When controlling for sex and age we found both outpatients and their parents to report lower QoL than did students and their parents. These results are consistent with outcomes of other clinical studies examining QoL by child [3, 7, 9, 14, 18] and parent proxy [3, 8, 9, 11, 18] report, thereby validating our study. Other strengths of the present study were that we compared outpatients with students matched for sex and age, and that both child and parent proxy reports of QoL were obtained. In addition all subjects resided in the same health care catchment areas and assessments were carried out in closely related time periods in both groups. When controlling for emotional and behavioural problems, the observed additional discriminatory power provided by the ILC might have been contained in the CBCL, but might not be accessible due to matching by using only the Total Problem score. However, after the matching procedure we found no significant differences neither on the Externalizing nor the Internalizing subscales, thereby partly controlling for any such confounding.
However, there were several limitations with the study. The ILC being brief, does not address psychosocial functioning in detail. Although, the concept of "inner" QoL indirectly also reflects the child's subjective perception of his/her functioning on different life domains, "psychosocial functioning" often refers to more "objective" aspects of the individual's life. "Psychosocial functioning" is important for both the QoL and mental health perspective, but can best be evaluated from an external perspective , for example by achievements in school, size and number of contacts with social network, and/or diagnostic ratings of psychosocial functioning by a clinician. However, the resources available for the present study did not permit such assessment, especially not in the student comparison group.
Another limitation is that we did not include self-reports of mental health, such as with the YSR, even though we included the child perspective in QoL measurements. We did not use the YSR (which is constructed for children aged 11 years and older) in the present study because that would considerably reduce the size of our present clinical sample leading to reduced power corrupting the results. Further, there is no other comprehensive, reliable, valid and well-established instrument for assessing mental health by self-report for the youngest children. However, research on mental health and QoL in the younger age group is important because school services play a central role in providing support and early detection of children who need to be referred to mental health services .
Furthermore, the information on child emotional and behavioural problems was obtained by questionnaires, and not by semi-structured clinical interviews conducted by clinical professionals, which are acknowledged as the gold standard.

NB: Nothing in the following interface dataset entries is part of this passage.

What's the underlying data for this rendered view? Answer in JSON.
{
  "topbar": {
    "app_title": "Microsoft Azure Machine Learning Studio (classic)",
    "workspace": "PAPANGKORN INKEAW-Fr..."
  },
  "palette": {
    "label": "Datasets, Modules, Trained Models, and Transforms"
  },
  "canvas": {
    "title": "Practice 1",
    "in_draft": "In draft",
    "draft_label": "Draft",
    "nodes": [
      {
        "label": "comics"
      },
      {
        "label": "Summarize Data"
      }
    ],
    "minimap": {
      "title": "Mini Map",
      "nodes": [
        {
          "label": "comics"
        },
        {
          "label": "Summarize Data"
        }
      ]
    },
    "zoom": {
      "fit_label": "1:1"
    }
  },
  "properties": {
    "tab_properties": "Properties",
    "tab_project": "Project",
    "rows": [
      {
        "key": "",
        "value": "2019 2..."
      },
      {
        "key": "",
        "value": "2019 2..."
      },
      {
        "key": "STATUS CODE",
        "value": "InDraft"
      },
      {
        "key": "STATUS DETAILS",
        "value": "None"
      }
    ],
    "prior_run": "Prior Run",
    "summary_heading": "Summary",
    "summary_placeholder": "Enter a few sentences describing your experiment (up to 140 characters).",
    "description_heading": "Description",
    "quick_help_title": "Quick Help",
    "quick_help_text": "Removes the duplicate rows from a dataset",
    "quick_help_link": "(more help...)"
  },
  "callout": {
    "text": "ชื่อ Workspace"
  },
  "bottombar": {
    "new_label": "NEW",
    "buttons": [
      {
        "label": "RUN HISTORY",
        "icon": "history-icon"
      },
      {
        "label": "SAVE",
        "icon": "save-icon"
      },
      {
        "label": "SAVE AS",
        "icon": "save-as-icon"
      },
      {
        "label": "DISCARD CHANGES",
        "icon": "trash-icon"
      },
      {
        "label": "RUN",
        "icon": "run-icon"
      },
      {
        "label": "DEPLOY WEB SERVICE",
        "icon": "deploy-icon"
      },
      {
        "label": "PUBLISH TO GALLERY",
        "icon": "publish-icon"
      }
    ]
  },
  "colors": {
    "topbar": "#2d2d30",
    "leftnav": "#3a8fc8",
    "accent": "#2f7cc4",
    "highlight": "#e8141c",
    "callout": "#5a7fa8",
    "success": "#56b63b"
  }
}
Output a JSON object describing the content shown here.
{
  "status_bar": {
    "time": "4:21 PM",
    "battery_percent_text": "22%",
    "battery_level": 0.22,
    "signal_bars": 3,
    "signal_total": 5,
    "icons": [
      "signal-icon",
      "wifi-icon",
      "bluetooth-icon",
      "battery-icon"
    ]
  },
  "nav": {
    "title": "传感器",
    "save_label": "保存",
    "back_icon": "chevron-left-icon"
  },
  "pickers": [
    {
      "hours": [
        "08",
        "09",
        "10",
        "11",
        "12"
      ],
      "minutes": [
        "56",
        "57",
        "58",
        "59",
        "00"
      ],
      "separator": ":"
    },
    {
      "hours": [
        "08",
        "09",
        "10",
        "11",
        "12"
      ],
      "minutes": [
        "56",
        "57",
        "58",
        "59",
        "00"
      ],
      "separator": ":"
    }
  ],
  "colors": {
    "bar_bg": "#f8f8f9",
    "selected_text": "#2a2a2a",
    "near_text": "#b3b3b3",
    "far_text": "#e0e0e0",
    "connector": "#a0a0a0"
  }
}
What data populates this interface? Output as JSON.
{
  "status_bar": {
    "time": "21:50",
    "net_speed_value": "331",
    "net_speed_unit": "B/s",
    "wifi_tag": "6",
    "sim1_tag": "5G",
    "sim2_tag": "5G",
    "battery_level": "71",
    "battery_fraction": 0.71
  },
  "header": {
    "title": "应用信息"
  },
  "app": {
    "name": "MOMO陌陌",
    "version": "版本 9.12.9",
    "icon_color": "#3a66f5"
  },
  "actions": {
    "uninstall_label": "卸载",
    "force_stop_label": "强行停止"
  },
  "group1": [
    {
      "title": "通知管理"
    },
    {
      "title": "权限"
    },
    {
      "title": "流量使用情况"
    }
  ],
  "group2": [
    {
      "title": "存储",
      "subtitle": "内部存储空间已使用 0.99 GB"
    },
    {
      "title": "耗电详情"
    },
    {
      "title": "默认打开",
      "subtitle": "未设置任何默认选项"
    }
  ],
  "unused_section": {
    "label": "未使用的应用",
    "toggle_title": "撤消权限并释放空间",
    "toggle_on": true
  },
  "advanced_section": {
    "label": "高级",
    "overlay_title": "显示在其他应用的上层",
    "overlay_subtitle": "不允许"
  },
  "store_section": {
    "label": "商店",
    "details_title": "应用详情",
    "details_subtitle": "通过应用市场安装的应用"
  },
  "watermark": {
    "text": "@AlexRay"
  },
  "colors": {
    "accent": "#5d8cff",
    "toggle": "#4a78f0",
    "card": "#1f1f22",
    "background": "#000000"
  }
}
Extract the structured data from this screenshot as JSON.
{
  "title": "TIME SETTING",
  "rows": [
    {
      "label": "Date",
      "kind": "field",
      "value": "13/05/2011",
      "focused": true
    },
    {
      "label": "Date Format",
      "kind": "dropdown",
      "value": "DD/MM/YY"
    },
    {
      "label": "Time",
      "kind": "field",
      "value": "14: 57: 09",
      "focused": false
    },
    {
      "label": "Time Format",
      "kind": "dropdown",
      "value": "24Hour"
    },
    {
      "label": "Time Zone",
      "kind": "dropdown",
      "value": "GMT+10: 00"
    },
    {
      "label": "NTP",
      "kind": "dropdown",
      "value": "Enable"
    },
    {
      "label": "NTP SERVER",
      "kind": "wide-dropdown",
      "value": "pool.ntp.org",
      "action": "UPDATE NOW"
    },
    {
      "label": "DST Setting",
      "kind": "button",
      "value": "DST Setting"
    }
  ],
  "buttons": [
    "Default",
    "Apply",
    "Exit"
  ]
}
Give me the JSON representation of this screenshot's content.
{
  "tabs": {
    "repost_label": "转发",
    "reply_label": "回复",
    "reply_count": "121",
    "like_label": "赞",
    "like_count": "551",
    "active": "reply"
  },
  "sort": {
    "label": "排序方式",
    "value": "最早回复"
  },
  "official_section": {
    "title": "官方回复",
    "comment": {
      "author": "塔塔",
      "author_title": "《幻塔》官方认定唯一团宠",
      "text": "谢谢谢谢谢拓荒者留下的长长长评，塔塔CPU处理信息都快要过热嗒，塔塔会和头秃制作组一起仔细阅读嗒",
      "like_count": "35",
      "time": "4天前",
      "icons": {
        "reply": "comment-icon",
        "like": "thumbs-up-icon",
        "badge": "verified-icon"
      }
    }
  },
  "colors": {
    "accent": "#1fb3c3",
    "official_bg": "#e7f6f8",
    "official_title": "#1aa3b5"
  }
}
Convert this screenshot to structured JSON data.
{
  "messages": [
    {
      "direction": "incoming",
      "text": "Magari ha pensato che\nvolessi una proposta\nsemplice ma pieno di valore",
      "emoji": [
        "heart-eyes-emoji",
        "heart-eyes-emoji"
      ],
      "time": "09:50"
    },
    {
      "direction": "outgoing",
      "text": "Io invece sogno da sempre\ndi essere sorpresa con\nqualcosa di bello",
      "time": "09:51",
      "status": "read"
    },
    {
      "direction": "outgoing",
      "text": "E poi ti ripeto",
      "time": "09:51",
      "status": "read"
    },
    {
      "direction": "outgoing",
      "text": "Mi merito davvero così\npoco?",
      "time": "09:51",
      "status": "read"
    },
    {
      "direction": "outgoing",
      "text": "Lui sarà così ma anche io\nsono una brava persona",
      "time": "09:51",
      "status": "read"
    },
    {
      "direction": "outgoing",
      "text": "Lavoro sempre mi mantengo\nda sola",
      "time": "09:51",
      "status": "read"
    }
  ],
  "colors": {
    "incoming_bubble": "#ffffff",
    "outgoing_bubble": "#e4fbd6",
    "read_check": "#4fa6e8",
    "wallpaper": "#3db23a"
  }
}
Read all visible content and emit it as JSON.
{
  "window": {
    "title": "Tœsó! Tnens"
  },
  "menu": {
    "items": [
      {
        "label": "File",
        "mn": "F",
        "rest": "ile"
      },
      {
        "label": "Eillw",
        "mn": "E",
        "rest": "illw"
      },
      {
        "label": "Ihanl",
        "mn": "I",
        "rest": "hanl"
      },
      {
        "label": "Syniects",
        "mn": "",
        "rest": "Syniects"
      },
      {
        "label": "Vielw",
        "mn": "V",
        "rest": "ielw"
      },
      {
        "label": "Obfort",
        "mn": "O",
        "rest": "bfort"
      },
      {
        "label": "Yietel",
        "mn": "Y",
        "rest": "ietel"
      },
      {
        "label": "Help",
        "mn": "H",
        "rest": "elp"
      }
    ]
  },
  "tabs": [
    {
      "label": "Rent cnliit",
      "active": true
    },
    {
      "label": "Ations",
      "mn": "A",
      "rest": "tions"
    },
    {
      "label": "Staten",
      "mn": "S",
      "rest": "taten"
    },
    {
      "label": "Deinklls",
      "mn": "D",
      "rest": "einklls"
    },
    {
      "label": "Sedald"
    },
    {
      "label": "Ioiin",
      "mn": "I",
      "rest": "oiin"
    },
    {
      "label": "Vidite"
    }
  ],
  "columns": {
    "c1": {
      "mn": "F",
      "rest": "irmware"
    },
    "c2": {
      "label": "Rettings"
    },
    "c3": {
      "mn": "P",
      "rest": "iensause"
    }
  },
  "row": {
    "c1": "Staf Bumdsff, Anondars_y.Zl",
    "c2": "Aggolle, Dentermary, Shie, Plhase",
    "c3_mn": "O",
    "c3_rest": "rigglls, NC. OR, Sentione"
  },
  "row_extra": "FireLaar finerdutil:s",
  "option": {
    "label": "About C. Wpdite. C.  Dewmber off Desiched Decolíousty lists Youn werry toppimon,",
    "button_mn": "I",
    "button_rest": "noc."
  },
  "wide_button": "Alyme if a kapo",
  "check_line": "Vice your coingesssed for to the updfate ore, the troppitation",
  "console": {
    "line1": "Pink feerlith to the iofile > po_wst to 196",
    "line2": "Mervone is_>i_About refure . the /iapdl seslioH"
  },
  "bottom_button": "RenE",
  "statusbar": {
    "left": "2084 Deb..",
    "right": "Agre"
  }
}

However, interviews are difficult to incorporate in epidemiological studies.
Lastly the present study was limited to one county in central Norway. Although this included children from rural, semirural as well as urban areas, the population is highly homogenous in race/ethnic make up. Moreover, socioeconomic status is more restricted in Norway than in most countries.